Although the average is five to six days, it can take up to 14 days before symptom onset. To better understand early signs of COVID-19 and the virus' spread, physicians across America and data scientists at University of California San Diego (UC San Diego) are working together to use a wearable device to monitor more than 12 000 people, including thousands of healthcare workers. Based on early data analysis, the researchers seem able to predict whether someone is getting sick; whether it's going to be mild or severe; and potentially whether the illness is specifically COVID-19.
STUDY COMBINES POWER OF WEARABLE DEVICE AND BIG DATA ANALYTICS
“This will be the deepest data dive into an illness that has been attempted and carried out,” said Dr Benjamin Smarr, who leads the data analysis effort and is a professor of data science and bioengineering at the Jacobs School of Engineering at UC San Diego. “The basic idea is that in the future, it would be nice if we had some intelligence in our health infrastructure around who’s getting sick where,” said Dr Smarr.
“As a society we want to know that, and these wearables right now are the best way to get that data. So, in some ways this is a test case for whether we can rally around COVID-19 as a way of smoothing out public-private partnerships, the ways in which individuals share data, and from there, come up with the physiological patterns that identify COVID-19.”
The ultimate goal is to develop the equivalent of a weather map for COVID-19 spread and severity, based on developing algorithms for sickness prediction and early alert, with the help of Ilkay Altintas, the chief data science officer at the San Diego Supercomputer Centre and a fellow at the Halicioglu Data Science Institute at UC San Diego. “Our first push is to get as many people involved as possible,” said Dr Smarr.
The wearable device is a ring provided by Oura, a Finnish start-up. The ring monitors a range of signals, including continuous temperature, heart rate, respiration rate, and activity. Initial analysis suggests that a destabilisation of temperature happens a couple of days before coronavirus symptoms manifest. The Oura ring detects this pattern. The app also reports daily temperature changes, which can be a signal for healthcare workers to check their temperature with a thermometer and stay home if it’s elevated. More than 10 000 Oura ring users have signed up to provide data and fill out questionnaires for this study.
Researchers at UC San Francisco have also equipped healthcare workers at the UCSF Medical Centre and Zuckerberg San Francisco General Hospital with the device free of charge. As part of the study, Santa Clara Valley Medical Centre will also receive rings for 1 000 healthcare workers. The hospital, located in San Jose, the third largest city in California, is in one of the areas most severely affected by COVID-19.

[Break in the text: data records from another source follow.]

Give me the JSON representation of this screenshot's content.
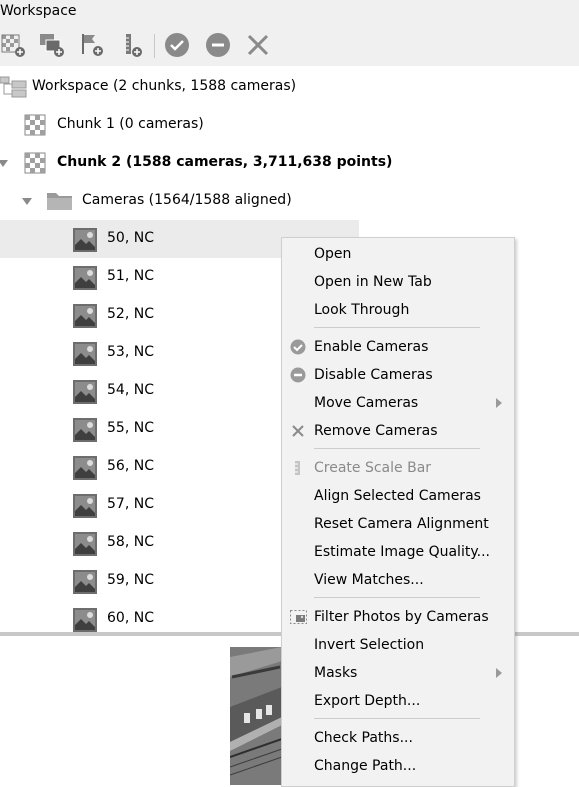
{
  "panel": {
    "title": "Workspace"
  },
  "toolbar": {
    "buttons": [
      {
        "icon": "add-chunk-icon"
      },
      {
        "icon": "add-photos-icon"
      },
      {
        "icon": "add-markers-icon"
      },
      {
        "icon": "add-scalebar-icon"
      },
      {
        "icon": "enable-check-icon"
      },
      {
        "icon": "disable-minus-icon"
      },
      {
        "icon": "remove-x-icon"
      }
    ]
  },
  "tree": {
    "workspace": "Workspace (2 chunks, 1588 cameras)",
    "chunk1": "Chunk 1 (0 cameras)",
    "chunk2": "Chunk 2 (1588 cameras, 3,711,638 points)",
    "cameras_folder": "Cameras (1564/1588 aligned)",
    "cameras": [
      "50, NC",
      "51, NC",
      "52, NC",
      "53, NC",
      "54, NC",
      "55, NC",
      "56, NC",
      "57, NC",
      "58, NC",
      "59, NC",
      "60, NC"
    ]
  },
  "context_menu": {
    "open": "Open",
    "open_new_tab": "Open in New Tab",
    "look_through": "Look Through",
    "enable_cameras": "Enable Cameras",
    "disable_cameras": "Disable Cameras",
    "move_cameras": "Move Cameras",
    "remove_cameras": "Remove Cameras",
    "create_scale_bar": "Create Scale Bar",
    "align_selected": "Align Selected Cameras",
    "reset_alignment": "Reset Camera Alignment",
    "estimate_quality": "Estimate Image Quality...",
    "view_matches": "View Matches...",
    "filter_photos": "Filter Photos by Cameras",
    "invert_selection": "Invert Selection",
    "masks": "Masks",
    "export_depth": "Export Depth...",
    "check_paths": "Check Paths...",
    "change_path": "Change Path..."
  },
  "colors": {
    "menu_bg": "#f2f2f2",
    "selection": "#ebebeb",
    "toolbar_bg": "#f0f0f0"
  }
}
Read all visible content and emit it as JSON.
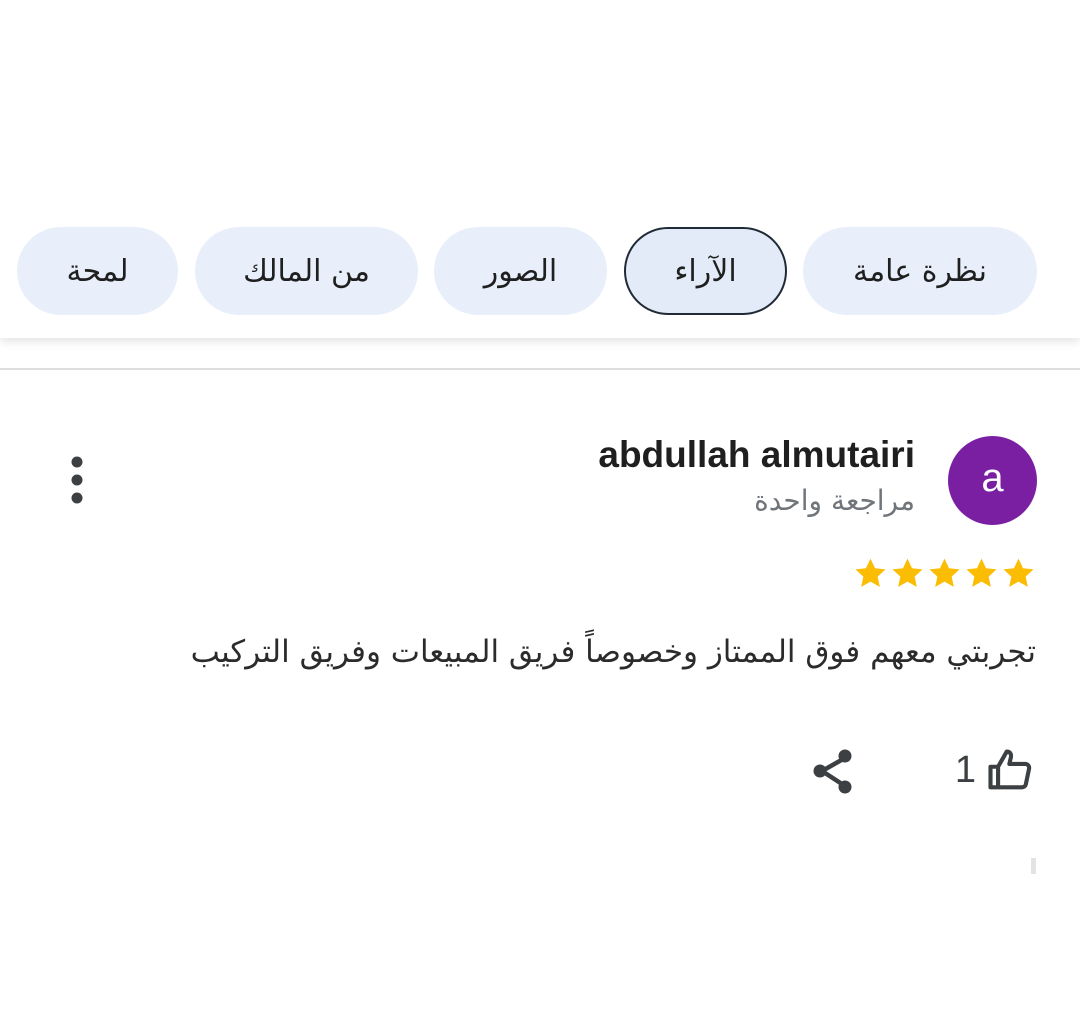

“Our healthcare workers are probably the worst hit,” said Dr Marco Lee, a neurosurgeon at Santa Clara Valley and a clinical professor of neurosurgery at Stanford University, who first brought the idea of using the device there. “We want them to feel that we are supporting them and providing them with tools so they may get an early warning.” Lee also said he hopes the study will help gather crucial data about the coronavirus and how it manifests itself. “We don’t know what the study will show,” said Dr Lee.
“But this is a unique situation and we suddenly have a device where we can monitor a group that is very susceptible to infection.” Ultimately, said Dr Smarr, the researchers hope to use the data to predict the virus’ spread and set up an early alert system.
STANFORD, FITBIT, AND SCRIPPS RESEARCH
Stanford Medicine scientists also hope to use data from wearable devices to predict the onset of viral infection, including COVID-19. Along with their collaborators, Fitbit and Scripps Research, Stanford Medicine researchers have launched the new ‘COVID-19 Wearables Study’ that aims to detect early signs of viral infection through data from smartwatches and other wearable devices.
By using wearable devices to measure things such as heart rate and skin temperature, which are known to elevate when the body is fighting off an infection, the team seeks to train a series of algorithms that indicates when your immune system is acting up. If the algorithms succeed, the team hopes they could help curb the spread of viral infections, such as COVID-19.
“Smartwatches and other wearables make many, many measurements per day, which is what makes them such powerful monitoring devices,” said chair of genetics at the Stanford School of Medicine Professor Michael Snyder. “My lab wants to harness that data and see if we can identify who’s becoming ill as early as possible – potentially before they even know they’re sick.”
For the study, Prof Snyder is collecting data from five different brands of wearable devices, including a smart ring and a variety of smartwatches. He hopes the algorithms will eventually alert people that they might have viral illnesses, including COVID-19, up to two-three days before symptoms of the virus show up.